June 29, 2013
11

Chromebooks like the Pixel are ostensibly functional enough to serve as full-blown laptop computers, but they’ve lacked a very important feature since inception: integrated Microsoft Office file editing. The desktop suite’s ubiquity ensures serious work will most always require modifying files produced by Word, Excel, and PowerPoint, but until now, no great solution existed in Chrome OS. Sure, you could import files into and export files out of Google Drive, but the process was hardly seamless.
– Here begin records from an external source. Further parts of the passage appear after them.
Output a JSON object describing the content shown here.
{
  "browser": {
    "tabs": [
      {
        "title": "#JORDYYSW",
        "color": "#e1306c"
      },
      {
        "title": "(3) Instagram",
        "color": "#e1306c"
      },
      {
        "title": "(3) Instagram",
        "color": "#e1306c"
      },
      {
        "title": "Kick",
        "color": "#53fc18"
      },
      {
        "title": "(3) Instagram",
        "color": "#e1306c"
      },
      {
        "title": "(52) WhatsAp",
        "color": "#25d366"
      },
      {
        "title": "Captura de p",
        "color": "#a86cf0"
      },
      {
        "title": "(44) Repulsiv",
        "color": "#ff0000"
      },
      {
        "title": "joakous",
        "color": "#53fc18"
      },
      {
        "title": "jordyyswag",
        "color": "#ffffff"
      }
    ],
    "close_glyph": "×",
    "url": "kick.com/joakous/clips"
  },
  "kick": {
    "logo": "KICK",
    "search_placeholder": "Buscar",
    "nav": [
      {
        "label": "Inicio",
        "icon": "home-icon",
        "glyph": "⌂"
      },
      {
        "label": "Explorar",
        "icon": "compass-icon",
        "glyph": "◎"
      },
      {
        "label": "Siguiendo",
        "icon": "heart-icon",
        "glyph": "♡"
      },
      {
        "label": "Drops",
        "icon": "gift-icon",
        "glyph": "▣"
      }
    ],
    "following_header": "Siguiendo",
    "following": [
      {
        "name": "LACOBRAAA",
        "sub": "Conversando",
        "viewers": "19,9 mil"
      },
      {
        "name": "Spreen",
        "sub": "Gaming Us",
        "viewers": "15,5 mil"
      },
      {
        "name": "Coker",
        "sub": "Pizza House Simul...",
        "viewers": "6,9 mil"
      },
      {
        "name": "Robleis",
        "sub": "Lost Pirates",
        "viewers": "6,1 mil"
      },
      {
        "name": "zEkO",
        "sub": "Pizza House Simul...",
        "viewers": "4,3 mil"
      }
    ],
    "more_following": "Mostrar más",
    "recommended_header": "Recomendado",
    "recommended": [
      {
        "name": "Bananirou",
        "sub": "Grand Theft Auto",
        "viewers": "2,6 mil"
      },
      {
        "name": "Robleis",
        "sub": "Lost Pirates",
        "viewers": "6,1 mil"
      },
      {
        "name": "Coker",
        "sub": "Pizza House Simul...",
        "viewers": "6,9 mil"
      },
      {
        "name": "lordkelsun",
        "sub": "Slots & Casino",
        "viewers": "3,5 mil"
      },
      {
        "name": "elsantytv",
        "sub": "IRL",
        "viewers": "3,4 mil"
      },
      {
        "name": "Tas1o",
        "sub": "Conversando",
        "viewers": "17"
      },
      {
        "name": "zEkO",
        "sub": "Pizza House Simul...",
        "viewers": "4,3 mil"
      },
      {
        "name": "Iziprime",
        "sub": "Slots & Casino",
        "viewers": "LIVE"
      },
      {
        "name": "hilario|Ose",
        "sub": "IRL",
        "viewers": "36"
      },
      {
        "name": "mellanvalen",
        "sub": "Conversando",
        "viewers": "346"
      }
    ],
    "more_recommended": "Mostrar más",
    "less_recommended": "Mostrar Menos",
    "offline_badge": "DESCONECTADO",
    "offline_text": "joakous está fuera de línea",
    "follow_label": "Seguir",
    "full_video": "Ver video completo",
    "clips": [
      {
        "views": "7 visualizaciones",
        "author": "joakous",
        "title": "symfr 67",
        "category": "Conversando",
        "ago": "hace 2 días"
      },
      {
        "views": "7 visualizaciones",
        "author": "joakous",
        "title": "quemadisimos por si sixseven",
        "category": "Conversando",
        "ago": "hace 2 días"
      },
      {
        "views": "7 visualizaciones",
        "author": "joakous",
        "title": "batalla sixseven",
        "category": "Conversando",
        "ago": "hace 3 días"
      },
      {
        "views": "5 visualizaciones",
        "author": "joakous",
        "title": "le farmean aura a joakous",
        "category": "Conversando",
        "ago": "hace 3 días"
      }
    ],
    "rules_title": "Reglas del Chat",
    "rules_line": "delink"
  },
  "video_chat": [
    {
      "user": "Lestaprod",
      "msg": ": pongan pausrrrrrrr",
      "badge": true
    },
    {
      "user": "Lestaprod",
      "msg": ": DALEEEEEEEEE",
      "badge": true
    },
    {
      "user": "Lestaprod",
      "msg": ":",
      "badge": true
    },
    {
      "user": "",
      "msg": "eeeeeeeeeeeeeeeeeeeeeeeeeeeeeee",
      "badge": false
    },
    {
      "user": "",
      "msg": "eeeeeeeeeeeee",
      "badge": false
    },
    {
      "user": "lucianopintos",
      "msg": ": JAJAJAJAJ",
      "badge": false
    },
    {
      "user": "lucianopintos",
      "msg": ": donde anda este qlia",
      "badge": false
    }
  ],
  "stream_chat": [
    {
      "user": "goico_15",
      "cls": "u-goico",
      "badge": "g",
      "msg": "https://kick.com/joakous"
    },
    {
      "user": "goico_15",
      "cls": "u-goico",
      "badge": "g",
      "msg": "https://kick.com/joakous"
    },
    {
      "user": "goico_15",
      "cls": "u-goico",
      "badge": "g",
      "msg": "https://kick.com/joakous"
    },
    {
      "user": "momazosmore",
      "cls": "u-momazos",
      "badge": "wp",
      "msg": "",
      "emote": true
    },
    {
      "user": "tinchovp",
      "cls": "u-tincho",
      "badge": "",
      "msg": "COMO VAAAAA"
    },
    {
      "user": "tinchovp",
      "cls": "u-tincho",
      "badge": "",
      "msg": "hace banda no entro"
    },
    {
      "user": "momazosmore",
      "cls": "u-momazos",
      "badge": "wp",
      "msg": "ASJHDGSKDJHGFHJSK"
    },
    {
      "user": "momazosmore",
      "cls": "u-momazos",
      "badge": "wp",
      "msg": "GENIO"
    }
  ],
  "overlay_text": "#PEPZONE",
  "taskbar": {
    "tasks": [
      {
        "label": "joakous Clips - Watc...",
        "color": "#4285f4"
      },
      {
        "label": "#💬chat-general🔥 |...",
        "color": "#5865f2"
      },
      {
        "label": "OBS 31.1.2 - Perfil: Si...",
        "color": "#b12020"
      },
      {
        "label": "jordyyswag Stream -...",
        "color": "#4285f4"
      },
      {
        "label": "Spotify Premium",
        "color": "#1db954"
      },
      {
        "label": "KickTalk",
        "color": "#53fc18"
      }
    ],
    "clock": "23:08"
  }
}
Google’s solving the “Office problem” by introducing in-browser native editing. As first reported by developer François Beaufort, it relies on QuickOffice technology to recognize and preserve the formatting of Office documents. Though in beta, it seems to be able to edit Word and Excel files just fine, though PowerPoint support is conspicuously absent. Of course, it’s probably safe to say editing capabilities will improve over time.

This isn’t Google’s first step towards true Office integration. Chrome OS has featured third-party document viewing for quite some time. However, it does make clearer the company’s larger strategy to get users to rely less on Microsoft Office for document creation and modification, and more on Google’s stripped-down, simpler tools. Many Chrome OS features migrate to the Windows and editions of Google’s Chrome browser, so it wouldn’t be a stretch to see the search giant challenge Microsoft’s Office dominance in a more direct way soon.

If you have a Chromebook, setting up the editing feature is relatively simple. First, make sure you’r on the Dev Channel. Then, follow these instructions from The Next Web:

  1. Navigate to chrome://flags
  2. Click on Enable below the “Enable document editing” entry
  3. You’ll be prompted to “Restart Now” after which you will get access to the feature

Do you have a Chromebook? Let us know how the new editing features are working out for you. For everyone else, hopefully we’ll see this ability on Windows in the near future.

Kyle Wiggers
Kyle Wiggers is an avid writer, web designer, podcaster, and video producer with an acute interest in all things technology. When not reviewing or commentating on gadgets, apps, and videos, he enjoys reading New Yorker feature articles, tinkering with computers, and playing the occasional game of Rock Me Archimedes.
Show 11 comments